RECORDS FOR THE EXERCISE:
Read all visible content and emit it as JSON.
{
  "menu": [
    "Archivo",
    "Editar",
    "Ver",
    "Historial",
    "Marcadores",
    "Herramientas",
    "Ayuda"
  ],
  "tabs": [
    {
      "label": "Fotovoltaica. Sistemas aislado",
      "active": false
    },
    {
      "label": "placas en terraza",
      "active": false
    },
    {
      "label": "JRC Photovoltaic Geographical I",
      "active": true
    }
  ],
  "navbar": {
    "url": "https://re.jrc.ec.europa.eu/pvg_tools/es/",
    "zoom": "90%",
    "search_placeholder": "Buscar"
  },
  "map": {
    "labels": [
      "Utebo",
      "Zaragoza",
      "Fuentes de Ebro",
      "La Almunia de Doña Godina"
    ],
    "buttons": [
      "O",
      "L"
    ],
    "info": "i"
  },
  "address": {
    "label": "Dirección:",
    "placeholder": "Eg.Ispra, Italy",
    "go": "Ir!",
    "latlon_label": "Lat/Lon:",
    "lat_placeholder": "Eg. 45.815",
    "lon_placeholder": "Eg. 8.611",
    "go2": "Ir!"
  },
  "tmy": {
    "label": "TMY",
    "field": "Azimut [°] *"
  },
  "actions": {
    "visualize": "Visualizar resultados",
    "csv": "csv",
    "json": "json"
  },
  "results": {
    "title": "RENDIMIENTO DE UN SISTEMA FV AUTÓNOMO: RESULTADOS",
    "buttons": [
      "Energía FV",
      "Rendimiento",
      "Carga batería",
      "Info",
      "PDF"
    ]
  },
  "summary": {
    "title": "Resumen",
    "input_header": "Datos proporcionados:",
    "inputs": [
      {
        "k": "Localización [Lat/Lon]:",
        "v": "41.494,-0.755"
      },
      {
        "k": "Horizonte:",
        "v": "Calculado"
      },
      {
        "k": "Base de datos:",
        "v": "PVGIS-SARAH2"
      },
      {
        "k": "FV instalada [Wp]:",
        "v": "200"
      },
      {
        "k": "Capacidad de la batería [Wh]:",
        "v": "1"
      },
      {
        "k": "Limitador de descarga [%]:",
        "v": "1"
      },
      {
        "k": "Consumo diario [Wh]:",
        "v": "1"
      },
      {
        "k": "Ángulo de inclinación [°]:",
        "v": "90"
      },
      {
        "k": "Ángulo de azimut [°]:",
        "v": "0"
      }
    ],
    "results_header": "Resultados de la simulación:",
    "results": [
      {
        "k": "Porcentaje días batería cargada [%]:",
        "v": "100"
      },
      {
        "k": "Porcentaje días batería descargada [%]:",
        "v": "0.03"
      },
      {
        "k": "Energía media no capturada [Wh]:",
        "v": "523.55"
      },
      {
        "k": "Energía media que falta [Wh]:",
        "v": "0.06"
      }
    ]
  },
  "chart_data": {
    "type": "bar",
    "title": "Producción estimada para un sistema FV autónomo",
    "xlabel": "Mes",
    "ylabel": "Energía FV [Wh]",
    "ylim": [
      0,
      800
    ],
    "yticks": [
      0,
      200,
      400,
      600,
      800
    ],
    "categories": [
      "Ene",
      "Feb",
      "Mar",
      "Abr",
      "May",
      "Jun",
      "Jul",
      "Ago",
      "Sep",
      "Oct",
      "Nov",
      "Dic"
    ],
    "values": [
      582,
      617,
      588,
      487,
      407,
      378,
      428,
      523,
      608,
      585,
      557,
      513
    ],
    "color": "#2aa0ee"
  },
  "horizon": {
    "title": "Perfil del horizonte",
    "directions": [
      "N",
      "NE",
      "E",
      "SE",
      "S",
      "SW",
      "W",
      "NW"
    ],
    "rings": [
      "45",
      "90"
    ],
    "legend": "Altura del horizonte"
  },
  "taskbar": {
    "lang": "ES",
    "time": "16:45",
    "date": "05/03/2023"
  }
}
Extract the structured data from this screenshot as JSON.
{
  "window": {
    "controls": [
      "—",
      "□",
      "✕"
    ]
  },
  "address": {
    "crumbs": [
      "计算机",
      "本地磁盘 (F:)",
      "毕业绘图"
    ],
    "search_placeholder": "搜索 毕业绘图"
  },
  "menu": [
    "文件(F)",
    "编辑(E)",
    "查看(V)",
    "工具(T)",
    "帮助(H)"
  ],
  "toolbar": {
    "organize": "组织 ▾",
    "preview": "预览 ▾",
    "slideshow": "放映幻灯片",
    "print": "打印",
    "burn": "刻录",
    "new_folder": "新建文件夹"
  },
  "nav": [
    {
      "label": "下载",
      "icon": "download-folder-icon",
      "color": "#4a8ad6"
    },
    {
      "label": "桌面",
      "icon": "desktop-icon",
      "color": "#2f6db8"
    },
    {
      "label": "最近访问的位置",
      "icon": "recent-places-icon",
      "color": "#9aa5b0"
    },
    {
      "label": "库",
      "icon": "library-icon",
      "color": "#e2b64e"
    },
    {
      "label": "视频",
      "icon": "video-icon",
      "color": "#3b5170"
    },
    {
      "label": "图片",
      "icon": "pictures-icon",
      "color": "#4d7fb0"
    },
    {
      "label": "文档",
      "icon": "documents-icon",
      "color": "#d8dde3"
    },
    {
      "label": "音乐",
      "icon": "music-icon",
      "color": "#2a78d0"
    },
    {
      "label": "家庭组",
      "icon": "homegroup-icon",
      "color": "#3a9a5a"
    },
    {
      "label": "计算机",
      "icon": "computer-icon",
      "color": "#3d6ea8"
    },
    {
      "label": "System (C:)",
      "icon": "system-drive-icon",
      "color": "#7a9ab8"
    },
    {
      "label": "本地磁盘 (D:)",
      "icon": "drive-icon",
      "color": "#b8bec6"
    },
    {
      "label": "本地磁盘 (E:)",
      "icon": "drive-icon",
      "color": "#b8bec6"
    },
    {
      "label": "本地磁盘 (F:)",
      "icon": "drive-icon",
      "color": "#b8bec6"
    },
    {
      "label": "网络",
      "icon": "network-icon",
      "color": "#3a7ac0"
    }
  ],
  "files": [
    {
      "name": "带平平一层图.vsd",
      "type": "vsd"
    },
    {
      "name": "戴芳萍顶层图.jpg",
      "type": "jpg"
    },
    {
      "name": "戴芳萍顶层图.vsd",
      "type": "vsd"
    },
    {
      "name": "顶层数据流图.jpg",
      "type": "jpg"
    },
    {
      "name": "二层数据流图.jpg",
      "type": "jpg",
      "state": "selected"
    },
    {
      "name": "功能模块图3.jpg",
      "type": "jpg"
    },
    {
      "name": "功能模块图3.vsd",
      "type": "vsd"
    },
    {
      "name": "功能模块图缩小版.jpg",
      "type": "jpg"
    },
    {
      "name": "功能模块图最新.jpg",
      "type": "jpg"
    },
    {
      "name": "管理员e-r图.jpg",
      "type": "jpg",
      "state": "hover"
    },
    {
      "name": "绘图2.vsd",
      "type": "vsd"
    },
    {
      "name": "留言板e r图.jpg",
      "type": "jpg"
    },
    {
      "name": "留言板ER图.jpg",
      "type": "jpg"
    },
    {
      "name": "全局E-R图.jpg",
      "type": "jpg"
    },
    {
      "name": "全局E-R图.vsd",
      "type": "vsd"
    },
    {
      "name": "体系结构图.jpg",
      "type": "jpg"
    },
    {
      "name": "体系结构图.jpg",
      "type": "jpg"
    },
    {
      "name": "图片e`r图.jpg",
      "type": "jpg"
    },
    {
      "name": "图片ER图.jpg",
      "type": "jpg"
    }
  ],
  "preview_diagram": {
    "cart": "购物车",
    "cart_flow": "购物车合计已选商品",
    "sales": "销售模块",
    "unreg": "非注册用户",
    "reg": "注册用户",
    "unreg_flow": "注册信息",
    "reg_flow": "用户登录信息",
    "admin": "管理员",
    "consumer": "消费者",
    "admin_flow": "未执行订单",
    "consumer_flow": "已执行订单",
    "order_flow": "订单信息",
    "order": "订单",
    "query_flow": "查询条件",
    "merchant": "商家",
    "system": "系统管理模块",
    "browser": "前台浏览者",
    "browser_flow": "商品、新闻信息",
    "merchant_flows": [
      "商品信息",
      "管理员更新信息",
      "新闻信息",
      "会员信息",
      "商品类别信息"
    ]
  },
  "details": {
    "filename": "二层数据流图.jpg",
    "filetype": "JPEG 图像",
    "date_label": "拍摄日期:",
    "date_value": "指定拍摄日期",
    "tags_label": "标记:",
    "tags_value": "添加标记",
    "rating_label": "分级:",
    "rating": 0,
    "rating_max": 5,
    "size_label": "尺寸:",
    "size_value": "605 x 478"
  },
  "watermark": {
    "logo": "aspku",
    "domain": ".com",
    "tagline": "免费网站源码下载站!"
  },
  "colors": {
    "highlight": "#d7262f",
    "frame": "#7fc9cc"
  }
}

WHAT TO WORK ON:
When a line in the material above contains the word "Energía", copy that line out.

WRITTEN SOLUTION:
      "Energía FV",
        "k": "Energía media no capturada [Wh]:",
        "k": "Energía media que falta [Wh]:",
    "ylabel": "Energía FV [Wh]",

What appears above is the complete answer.